_EXERCISE AIM_
Repeat the whole listing below exactly as it reads.

──────────────────────────────

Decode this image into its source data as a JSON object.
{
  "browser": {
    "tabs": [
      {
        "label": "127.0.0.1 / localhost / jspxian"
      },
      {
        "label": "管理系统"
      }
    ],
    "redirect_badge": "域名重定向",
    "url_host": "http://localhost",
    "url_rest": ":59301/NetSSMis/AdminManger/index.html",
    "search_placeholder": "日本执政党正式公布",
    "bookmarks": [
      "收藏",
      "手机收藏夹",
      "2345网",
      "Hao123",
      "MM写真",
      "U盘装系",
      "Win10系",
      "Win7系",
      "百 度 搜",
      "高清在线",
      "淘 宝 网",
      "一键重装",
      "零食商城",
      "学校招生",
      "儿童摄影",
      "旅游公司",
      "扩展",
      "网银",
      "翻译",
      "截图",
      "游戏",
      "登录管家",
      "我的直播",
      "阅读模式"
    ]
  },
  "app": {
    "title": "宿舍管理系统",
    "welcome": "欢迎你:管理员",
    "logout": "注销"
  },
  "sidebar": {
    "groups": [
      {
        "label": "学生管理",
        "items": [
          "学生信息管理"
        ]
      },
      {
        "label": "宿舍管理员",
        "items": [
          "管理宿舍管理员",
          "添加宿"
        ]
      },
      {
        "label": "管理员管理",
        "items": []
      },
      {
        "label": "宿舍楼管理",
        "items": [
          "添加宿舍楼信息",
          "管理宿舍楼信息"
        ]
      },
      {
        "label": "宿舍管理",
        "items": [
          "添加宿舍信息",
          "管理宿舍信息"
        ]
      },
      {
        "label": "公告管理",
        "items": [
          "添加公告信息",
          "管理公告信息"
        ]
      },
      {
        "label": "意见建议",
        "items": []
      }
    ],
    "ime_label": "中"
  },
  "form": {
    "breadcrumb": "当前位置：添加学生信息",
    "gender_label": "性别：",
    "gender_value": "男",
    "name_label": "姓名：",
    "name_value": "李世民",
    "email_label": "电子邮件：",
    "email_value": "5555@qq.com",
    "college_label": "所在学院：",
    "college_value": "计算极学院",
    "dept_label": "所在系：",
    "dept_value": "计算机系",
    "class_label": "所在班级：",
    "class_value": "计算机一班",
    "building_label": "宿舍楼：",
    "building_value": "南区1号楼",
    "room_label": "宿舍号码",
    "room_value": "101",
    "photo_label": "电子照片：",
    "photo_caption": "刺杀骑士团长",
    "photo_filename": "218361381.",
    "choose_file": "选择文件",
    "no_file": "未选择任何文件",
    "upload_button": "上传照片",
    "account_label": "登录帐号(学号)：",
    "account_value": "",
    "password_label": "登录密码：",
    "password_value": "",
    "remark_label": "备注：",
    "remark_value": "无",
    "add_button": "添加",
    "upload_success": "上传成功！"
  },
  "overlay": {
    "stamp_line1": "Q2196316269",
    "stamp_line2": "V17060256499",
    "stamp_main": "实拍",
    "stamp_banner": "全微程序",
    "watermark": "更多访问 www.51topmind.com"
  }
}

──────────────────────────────

_EXERCISE OUTPUT_
Decode this image into its source data as a JSON object.
{
  "browser": {
    "tabs": [
      {
        "label": "127.0.0.1 / localhost / jspxian"
      },
      {
        "label": "管理系统"
      }
    ],
    "redirect_badge": "域名重定向",
    "url_host": "http://localhost",
    "url_rest": ":59301/NetSSMis/AdminManger/index.html",
    "search_placeholder": "日本执政党正式公布",
    "bookmarks": [
      "收藏",
      "手机收藏夹",
      "2345网",
      "Hao123",
      "MM写真",
      "U盘装系",
      "Win10系",
      "Win7系",
      "百 度 搜",
      "高清在线",
      "淘 宝 网",
      "一键重装",
      "零食商城",
      "学校招生",
      "儿童摄影",
      "旅游公司",
      "扩展",
      "网银",
      "翻译",
      "截图",
      "游戏",
      "登录管家",
      "我的直播",
      "阅读模式"
    ]
  },
  "app": {
    "title": "宿舍管理系统",
    "welcome": "欢迎你:管理员",
    "logout": "注销"
  },
  "sidebar": {
    "groups": [
      {
        "label": "学生管理",
        "items": [
          "学生信息管理"
        ]
      },
      {
        "label": "宿舍管理员",
        "items": [
          "管理宿舍管理员",
          "添加宿"
        ]
      },
      {
        "label": "管理员管理",
        "items": []
      },
      {
        "label": "宿舍楼管理",
        "items": [
          "添加宿舍楼信息",
          "管理宿舍楼信息"
        ]
      },
      {
        "label": "宿舍管理",
        "items": [
          "添加宿舍信息",
          "管理宿舍信息"
        ]
      },
      {
        "label": "公告管理",
        "items": [
          "添加公告信息",
          "管理公告信息"
        ]
      },
      {
        "label": "意见建议",
        "items": []
      }
    ],
    "ime_label": "中"
  },
  "form": {
    "breadcrumb": "当前位置：添加学生信息",
    "gender_label": "性别：",
    "gender_value": "男",
    "name_label": "姓名：",
    "name_value": "李世民",
    "email_label": "电子邮件：",
    "email_value": "5555@qq.com",
    "college_label": "所在学院：",
    "college_value": "计算极学院",
    "dept_label": "所在系：",
    "dept_value": "计算机系",
    "class_label": "所在班级：",
    "class_value": "计算机一班",
    "building_label": "宿舍楼：",
    "building_value": "南区1号楼",
    "room_label": "宿舍号码",
    "room_value": "101",
    "photo_label": "电子照片：",
    "photo_caption": "刺杀骑士团长",
    "photo_filename": "218361381.",
    "choose_file": "选择文件",
    "no_file": "未选择任何文件",
    "upload_button": "上传照片",
    "account_label": "登录帐号(学号)：",
    "account_value": "",
    "password_label": "登录密码：",
    "password_value": "",
    "remark_label": "备注：",
    "remark_value": "无",
    "add_button": "添加",
    "upload_success": "上传成功！"
  },
  "overlay": {
    "stamp_line1": "Q2196316269",
    "stamp_line2": "V17060256499",
    "stamp_main": "实拍",
    "stamp_banner": "全微程序",
    "watermark": "更多访问 www.51topmind.com"
  }
}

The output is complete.